**PROBLEM STATEMENT:**
Keep the images out while you retype all of the data exactly.

[[ INFORMATION PROVIDED, beginning ]]

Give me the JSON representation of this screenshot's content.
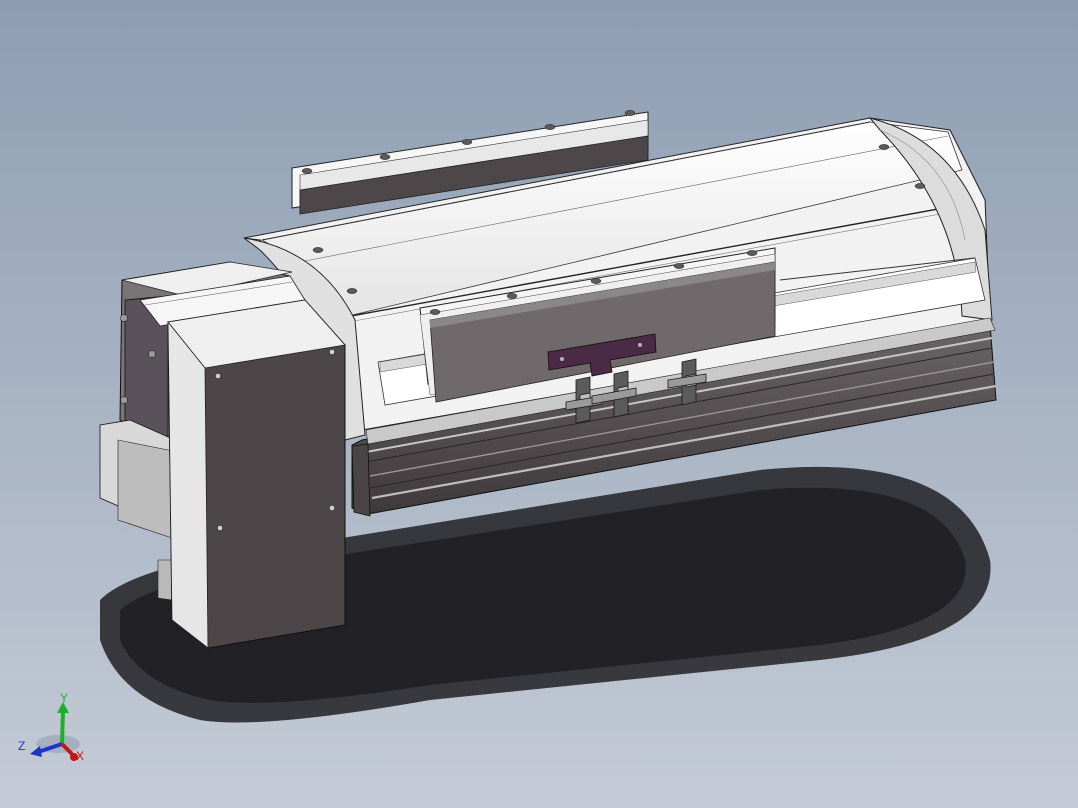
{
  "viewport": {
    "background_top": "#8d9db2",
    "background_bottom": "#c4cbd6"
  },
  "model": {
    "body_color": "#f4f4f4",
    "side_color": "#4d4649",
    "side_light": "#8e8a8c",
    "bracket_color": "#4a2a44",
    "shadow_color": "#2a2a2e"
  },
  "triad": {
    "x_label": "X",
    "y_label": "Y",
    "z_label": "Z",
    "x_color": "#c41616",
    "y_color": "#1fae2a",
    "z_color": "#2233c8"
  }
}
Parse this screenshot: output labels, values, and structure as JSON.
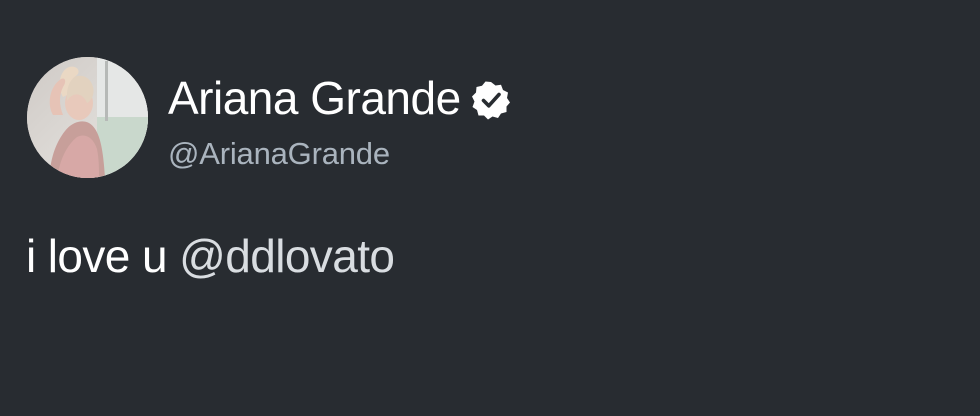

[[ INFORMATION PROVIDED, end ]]

**YOUR SOLUTION:**
Give me the JSON representation of this screenshot's content.
{
  "viewport": {
    "background_top": "#8d9db2",
    "background_bottom": "#c4cbd6"
  },
  "model": {
    "body_color": "#f4f4f4",
    "side_color": "#4d4649",
    "side_light": "#8e8a8c",
    "bracket_color": "#4a2a44",
    "shadow_color": "#2a2a2e"
  },
  "triad": {
    "x_label": "X",
    "y_label": "Y",
    "z_label": "Z",
    "x_color": "#c41616",
    "y_color": "#1fae2a",
    "z_color": "#2233c8"
  }
}
Parse this screenshot: output labels, values, and structure as JSON.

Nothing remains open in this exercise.